ON APPEAL FROM THE UNITED STATES DISTRICT COURT FOR THE WESTERN DISTRICT OF PENNSYLVANIA (D.C. Civil No. 91-00941)
Before: NYGAARD and McKEE, Circuit Judges and FULLAM, District Judge *fn*
(Opinion Filed September 29, 1995)
This case arises from the Chapter 11 bankruptcy of Keystone Foods, Inc. of North East, Pennsylvania. The Ontario Grape Growers' Marketing Board and the Agricultural Products Board of Agriculture Canada appeal from the district court's order awarding Glenshaw Glass Corporation the sale proceeds of certain grape products processed and stored by Keystone on behalf of appellants. We will reverse.
Keystone was a farm cooperative that processed and sold food products, including grapes, for its member farmers. Keystone had three main divisions: 1) an industrial sales division, which processed and sold bulk fruit juice; 2) a retail sales division, which bottled and packaged fruit juice, provided either by its members or purchased on the open market; and, 3) a division that processed, such as pressing grapes and concentrating the juice, and packed them for third parties. Pursuant to packing and processing agreements, food products on Keystone's premises were not included in Keystone's inventory unless and until Keystone actually purchased them.
For several years, Keystone had borrowed money from the Baltimore Bank for Cooperatives, now called the National Bank of Cooperatives. The Bank held a perfected first priority security interest in Keystone's present and future accounts, inventory, equipment, contract rights, goods, general intangibles and other property, and a first mortgage on Keystone's real property. It is undisputed that the Bank had first priority with respect to these items.
Glenshaw, the plaintiff below, sold glass containers to Keystone for use in bottling juice. After the Bank perfected its security interest, Glenshaw obtained and perfected a similar all-encompassing security interest in Keystone's present and future assets, including its inventory.
The defendant/appellants, whom we shall collectively call the Grape Growers, are Ontario Grape Growers' Marketing Board, which acts as an agent for co-appellant/co-defendant Agricultural Products Board of Agriculture Canada, which purchases, processes, stores, ships and sells surplus Canadian agricultural products, including surplus Canadian-grown grapes. Each annual grape harvest represents an individual "Surplus Grape Program."
B. The Contracts Between Keystone and the Grape Growers
On September 15, 1988, the Grape Growers and Keystone entered into two agreements important to this litigation. At the time, Keystone owed the Grape Growers more than $450,000 for Keystone's purchases pursuant to the 1987 Canadian Surplus Grape Program. When the Grape Growers needed processing and storage services for the 1988 Surplus Grape Program, it allowed Keystone to work off its debt by processing 1988 surplus grapes and storing the juice and concentrate.

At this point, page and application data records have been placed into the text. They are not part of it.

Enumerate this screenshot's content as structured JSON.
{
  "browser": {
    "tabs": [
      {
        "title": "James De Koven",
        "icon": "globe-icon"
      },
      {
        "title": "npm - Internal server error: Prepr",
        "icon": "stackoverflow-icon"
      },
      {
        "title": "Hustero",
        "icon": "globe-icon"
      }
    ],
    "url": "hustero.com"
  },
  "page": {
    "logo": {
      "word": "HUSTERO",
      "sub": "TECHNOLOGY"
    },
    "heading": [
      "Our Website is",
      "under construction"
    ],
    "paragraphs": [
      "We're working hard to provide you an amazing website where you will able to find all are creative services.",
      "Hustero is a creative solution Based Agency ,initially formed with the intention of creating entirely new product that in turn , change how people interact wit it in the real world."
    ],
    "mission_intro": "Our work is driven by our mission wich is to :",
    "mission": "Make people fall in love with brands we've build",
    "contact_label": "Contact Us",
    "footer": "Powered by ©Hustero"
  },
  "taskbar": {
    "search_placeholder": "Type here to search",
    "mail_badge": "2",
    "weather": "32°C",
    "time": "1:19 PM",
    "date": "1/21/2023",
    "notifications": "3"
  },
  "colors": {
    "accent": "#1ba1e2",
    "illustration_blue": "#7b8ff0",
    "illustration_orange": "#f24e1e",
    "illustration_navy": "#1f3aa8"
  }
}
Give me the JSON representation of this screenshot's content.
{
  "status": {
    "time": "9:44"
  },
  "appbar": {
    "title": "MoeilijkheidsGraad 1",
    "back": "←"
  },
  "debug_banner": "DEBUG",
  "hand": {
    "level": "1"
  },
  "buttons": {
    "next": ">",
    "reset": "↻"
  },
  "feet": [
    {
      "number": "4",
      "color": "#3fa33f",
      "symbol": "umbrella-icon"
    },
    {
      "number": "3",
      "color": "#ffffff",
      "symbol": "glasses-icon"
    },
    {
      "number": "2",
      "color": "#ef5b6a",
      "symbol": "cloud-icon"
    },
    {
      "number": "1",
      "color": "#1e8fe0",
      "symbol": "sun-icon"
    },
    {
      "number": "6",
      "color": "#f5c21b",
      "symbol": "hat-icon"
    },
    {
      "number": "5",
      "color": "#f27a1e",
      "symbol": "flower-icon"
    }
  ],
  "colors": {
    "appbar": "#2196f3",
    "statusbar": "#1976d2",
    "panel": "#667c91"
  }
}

The primary contract was the "Processing and Storage Agreement," under which the Grape Growers shipped grapes to Keystone for custom processing, juice concentrating and storage. Keystone agreed ultimately "to return to the Board juice or concentrate" resulting from the processing. As for grapes in processing or storage at Keystone's facilities, the agreement clearly stated:
Title to all grapes processed by Keystone under this Agreement, and to all juice or concentrate resulting from such processing, shall be in the Board [i.e. the Grape Growers], and nothing contained herein, and no act of Keystone or the Board, shall cause Board title to vest in Keystone, except by a bill of sale or other title of transfer instrument being executed by the Board.
Nothing in the Agreement gave Keystone authority to use or sell the appellants' grapes or grape product.
The second agreement, executed on the same day, was the "Purchase Agreement." This contract gave Keystone an option, until October 1989, to purchase certain amounts of the grapes delivered to it for processing and storage by the Grape Growers. Keystone agreed "[n]ot to use or sell any of the grapes, juice or concentrate without receiving the ...